The latest offering from genre auteur Jaume Collet-Serra and his hangdog, improbably athletic muse Liam Neeson may not be a great work of art, but, like its predecessors Non-Stop and Unknown, it’s compulsively watchable, even fascinating, and guided by a directorial sense that seems excessive for the material.More
In some ways, Jules Dassin’s Night and the City (1950) is an unlikely noir, which (along with an icy reception at the time from critics) might help explain why it’s not the first example of the genre that springs to mind — no femme fatale, no particular mystery, no play-by-play heist gone wrong, a curious fixation on wrestling, of all things.More
The road trip belongs to an incredibly particular technological moment.
There must be an element of protraction; it must take long enough to get from point A to point B to generate enough plot to keep the opening and closing credits 90-plus minutes apart.More
Columbus, Indiana is a town of less than 50,000, located about halfway between Indianapolis and Louisville, that happens to boast enough modernist architecture that its visitor’s guide includes tours of the iconic structures.
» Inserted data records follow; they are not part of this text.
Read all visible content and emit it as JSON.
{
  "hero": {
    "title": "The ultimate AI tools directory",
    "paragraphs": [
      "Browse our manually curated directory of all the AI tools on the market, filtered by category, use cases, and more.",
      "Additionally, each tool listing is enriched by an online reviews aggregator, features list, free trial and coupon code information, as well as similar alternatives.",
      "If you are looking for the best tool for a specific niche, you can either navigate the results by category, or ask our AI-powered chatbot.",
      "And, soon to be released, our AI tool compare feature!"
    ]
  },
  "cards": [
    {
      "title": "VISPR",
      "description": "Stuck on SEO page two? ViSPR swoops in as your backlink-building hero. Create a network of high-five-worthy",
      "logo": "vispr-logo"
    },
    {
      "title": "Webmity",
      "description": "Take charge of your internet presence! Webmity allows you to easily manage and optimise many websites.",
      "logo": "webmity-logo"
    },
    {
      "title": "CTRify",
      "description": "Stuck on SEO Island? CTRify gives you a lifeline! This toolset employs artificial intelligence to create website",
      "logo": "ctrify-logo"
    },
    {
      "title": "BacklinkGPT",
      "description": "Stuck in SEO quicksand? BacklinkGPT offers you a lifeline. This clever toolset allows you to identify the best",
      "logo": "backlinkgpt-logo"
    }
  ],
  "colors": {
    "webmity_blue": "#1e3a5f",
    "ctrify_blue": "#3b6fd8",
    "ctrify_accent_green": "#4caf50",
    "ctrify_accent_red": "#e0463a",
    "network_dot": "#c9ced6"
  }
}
It’s an improbable fact, a mecca of modernism in the heartland, that long-time video essayist / first-time director / one-name-haver Kogonada relishes in Columbus, one of the absolute best films of 2017 that I didn’t see until 2018.More
“There is no such thing as truth,” Tonya Harding (Margot Robbie) tells us at one of the many caustic, slippery moments in I, Tonya. “Everyone has their own truth.” This could serve as the self-congratulatory motto for Craig Gillespie‘s well-acted film, a distinctly, and appropriately, Trumpian sentiment for what might be the first of a genre: the Fake News Biopic.More
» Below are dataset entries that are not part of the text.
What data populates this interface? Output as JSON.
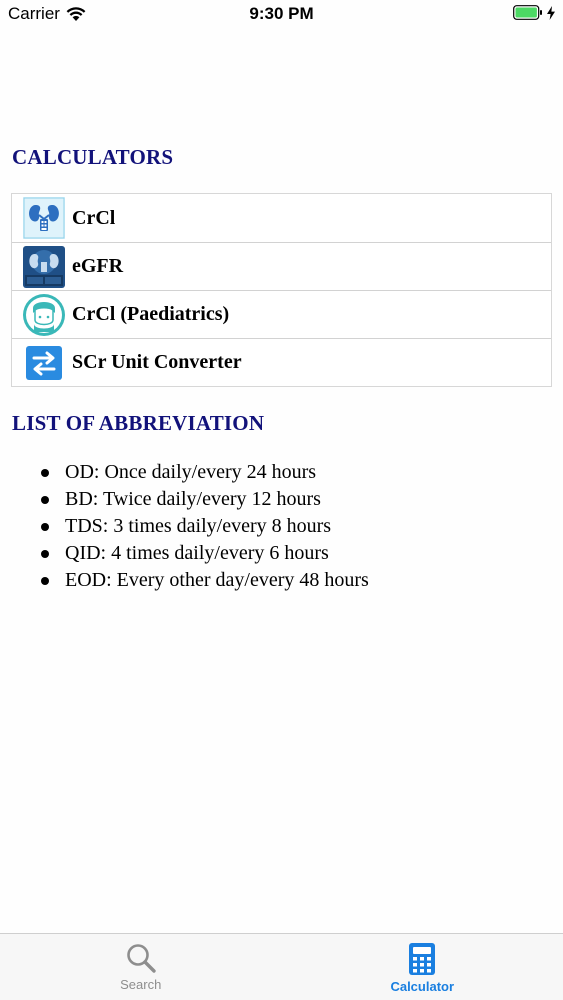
{
  "status_bar": {
    "carrier": "Carrier",
    "time": "9:30 PM",
    "icons": [
      "wifi-icon",
      "battery-icon",
      "charging-bolt-icon"
    ],
    "battery_color": "#4cd964"
  },
  "calculators": {
    "heading": "CALCULATORS",
    "heading_color": "#12127a",
    "items": [
      {
        "label": "CrCl",
        "icon": "kidney-icon"
      },
      {
        "label": "eGFR",
        "icon": "egfr-calc-icon"
      },
      {
        "label": "CrCl (Paediatrics)",
        "icon": "child-icon"
      },
      {
        "label": "SCr Unit Converter",
        "icon": "swap-arrows-icon"
      }
    ]
  },
  "abbreviations": {
    "heading": "LIST OF ABBREVIATION",
    "items": [
      "OD: Once daily/every 24 hours",
      "BD: Twice daily/every 12 hours",
      "TDS: 3 times daily/every 8 hours",
      "QID: 4 times daily/every 6 hours",
      "EOD: Every other day/every 48 hours"
    ]
  },
  "tab_bar": {
    "tabs": [
      {
        "label": "Search",
        "icon": "search-icon",
        "active": false
      },
      {
        "label": "Calculator",
        "icon": "calculator-icon",
        "active": true
      }
    ],
    "active_color": "#1a7fe0",
    "inactive_color": "#8e8e8e"
  }
}
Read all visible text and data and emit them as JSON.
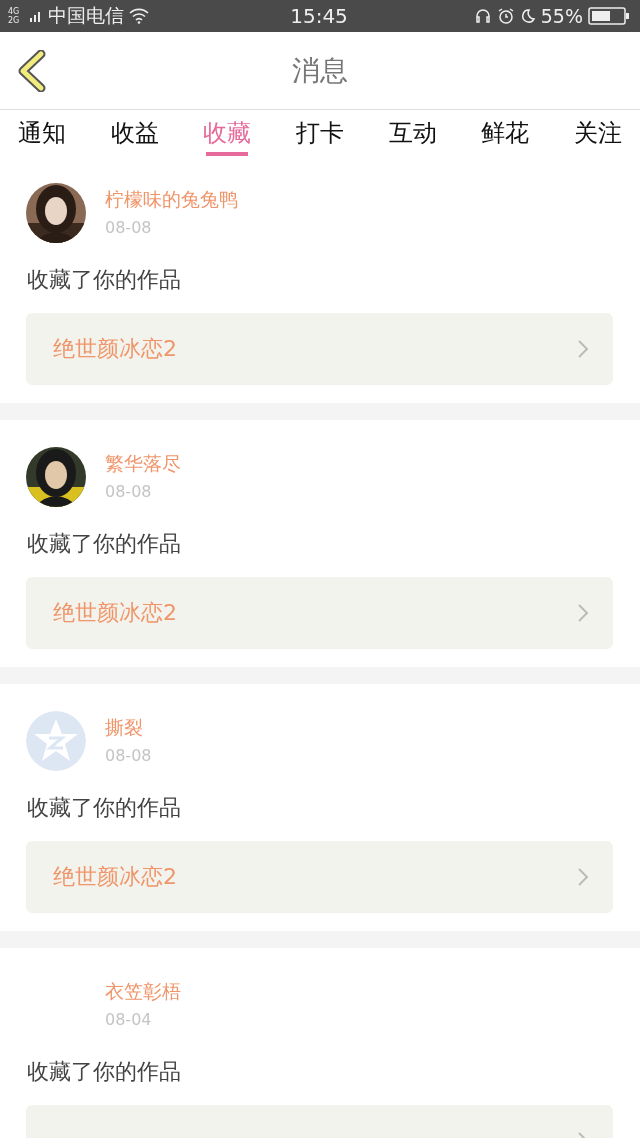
{
  "status_bar": {
    "network": "4G 2G",
    "carrier": "中国电信",
    "time": "15:45",
    "battery": "55%"
  },
  "header": {
    "title": "消息"
  },
  "tabs": [
    {
      "label": "通知",
      "selected": false
    },
    {
      "label": "收益",
      "selected": false
    },
    {
      "label": "收藏",
      "selected": true
    },
    {
      "label": "打卡",
      "selected": false
    },
    {
      "label": "互动",
      "selected": false
    },
    {
      "label": "鲜花",
      "selected": false
    },
    {
      "label": "关注",
      "selected": false
    }
  ],
  "messages": [
    {
      "name": "柠檬味的兔兔鸭",
      "date": "08-08",
      "action": "收藏了你的作品",
      "work": "绝世颜冰恋2"
    },
    {
      "name": "繁华落尽",
      "date": "08-08",
      "action": "收藏了你的作品",
      "work": "绝世颜冰恋2"
    },
    {
      "avatar": {
        "kind": "default"
      },
      "name": "撕裂",
      "date": "08-08",
      "action": "收藏了你的作品",
      "work": "绝世颜冰恋2"
    },
    {
      "avatar": {
        "kind": "none"
      },
      "name": "衣笠彰梧",
      "date": "08-04",
      "action": "收藏了你的作品"
    }
  ]
}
It’s an assumption, an article of faith, but it always bears repeating: every best-of list is a subjective snapshot, bound by what we could or would see, the genres to which we gravitate, the last-minute audibles called because we simply can’t bear to leave out a title.More